What’s the difference between the vaccine for 5-11 year olds and the vaccine for people 12+?
The dose for 5-11 year olds determined to be safe and effective during clinical trials was 1/3 of the dose for people 12+. The vaccine was over 90% effective in preventing symptomatic COVID-19 infection. Side effects in 5-11 year olds are similar to adults; a sore arm, fatigue, and headache are common and most often resolve within a few days.
From the CDC: “COVID-19 vaccines have been used under the most intensive safety monitoring in U.S. history. Scientists have conducted clinical trials with thousands of children, and the results show that COVID-19 vaccines are safe and effective.”
My child is on the cusp of turning 12. Should I get them vaccinated now or wait?
In general, we recommend getting the dose that is available now rather than waiting.

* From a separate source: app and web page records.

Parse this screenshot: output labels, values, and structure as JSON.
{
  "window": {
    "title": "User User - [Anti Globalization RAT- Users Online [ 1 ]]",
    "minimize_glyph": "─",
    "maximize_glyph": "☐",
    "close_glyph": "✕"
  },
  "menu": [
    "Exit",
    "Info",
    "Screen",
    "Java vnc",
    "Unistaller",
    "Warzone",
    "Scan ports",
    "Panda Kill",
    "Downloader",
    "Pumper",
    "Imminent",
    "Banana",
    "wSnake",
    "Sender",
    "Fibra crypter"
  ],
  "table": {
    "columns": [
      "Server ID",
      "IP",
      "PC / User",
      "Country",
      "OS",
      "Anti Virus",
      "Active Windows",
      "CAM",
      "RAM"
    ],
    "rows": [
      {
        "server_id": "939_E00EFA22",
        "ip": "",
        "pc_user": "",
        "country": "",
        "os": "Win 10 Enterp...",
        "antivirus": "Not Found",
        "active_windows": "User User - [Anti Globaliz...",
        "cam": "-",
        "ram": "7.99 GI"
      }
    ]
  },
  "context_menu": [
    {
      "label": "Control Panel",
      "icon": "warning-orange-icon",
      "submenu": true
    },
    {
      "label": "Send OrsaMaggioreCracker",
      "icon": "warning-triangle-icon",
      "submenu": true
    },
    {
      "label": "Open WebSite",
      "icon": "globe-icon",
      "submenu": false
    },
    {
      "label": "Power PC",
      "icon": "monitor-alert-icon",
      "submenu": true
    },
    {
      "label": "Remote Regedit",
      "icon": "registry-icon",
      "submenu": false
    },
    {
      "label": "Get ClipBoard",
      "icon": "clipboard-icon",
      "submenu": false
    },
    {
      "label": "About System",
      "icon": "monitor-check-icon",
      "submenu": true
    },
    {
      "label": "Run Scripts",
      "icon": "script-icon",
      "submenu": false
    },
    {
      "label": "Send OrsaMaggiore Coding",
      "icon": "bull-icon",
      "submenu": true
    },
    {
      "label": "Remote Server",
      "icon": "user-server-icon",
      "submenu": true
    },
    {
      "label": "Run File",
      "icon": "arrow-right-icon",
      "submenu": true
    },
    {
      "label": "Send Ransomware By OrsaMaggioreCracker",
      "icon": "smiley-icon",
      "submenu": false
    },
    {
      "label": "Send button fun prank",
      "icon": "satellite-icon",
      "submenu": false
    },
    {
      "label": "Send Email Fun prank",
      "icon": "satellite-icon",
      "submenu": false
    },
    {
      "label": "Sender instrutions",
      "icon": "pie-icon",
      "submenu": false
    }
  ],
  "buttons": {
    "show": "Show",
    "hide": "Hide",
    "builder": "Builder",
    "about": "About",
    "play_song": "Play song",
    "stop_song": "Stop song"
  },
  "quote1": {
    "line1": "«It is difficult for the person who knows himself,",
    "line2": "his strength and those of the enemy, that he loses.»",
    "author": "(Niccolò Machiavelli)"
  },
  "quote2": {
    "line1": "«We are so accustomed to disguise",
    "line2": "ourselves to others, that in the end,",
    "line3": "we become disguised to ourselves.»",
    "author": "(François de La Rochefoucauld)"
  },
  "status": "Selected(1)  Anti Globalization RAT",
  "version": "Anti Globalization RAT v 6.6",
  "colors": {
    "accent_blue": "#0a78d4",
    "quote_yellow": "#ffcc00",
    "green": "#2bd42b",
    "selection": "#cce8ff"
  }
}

Getting the vaccine earlier leaves less chance your child will get COVID. Realistically, your child won’t grow or change substantially in a couple of months, so either dose should still be effective. If you’re still not sure, we recommend talking to your doctor to get advice specific to your child.
Are there enough pediatric doses or will there be limited supply?
We have a lot more vaccine now than when we first started vaccinating adults. Wisconsin has initially received roughly 4 times more vaccine proportionately than we received for adults. The limiting factor is how quickly we can give the vaccine, but thankfully there are a lot of places that are prepared to give the vaccine out, including health care and many local pharmacies. What took months with adults will likely take just weeks for 5-11 year olds!
My child has COVID. When can they get vaccinated?
You should wait until your child no longer has to isolate before getting their first or second dose. This is when it’s been at least 10 days since symptoms first appeared, if it’s been at least 24 hours without a fever and without taking fever-reducing medications, and other symptoms of COVID-19 are improving. If your child does not have symptoms, you should wait until it’s been at least 10 days since your child tested positive.
Where can I find a vaccine for my 5-11 year old?
Even with a lot of supply, it is taking a little searching right now to find a vaccine for 5-11 year olds. We recommend checking our website in the mornings for appointments, as well as checking with your health care provider and school district about any vaccine offerings. You can also go to vaccines.gov and find a vaccinator near you—you might be near a vaccinator and not even realize it (like a pharmacy in a grocery store).
Check our website to book an appointment: https://publichealthmdc.com/appt
Find another vaccinator: https://vaccines.gov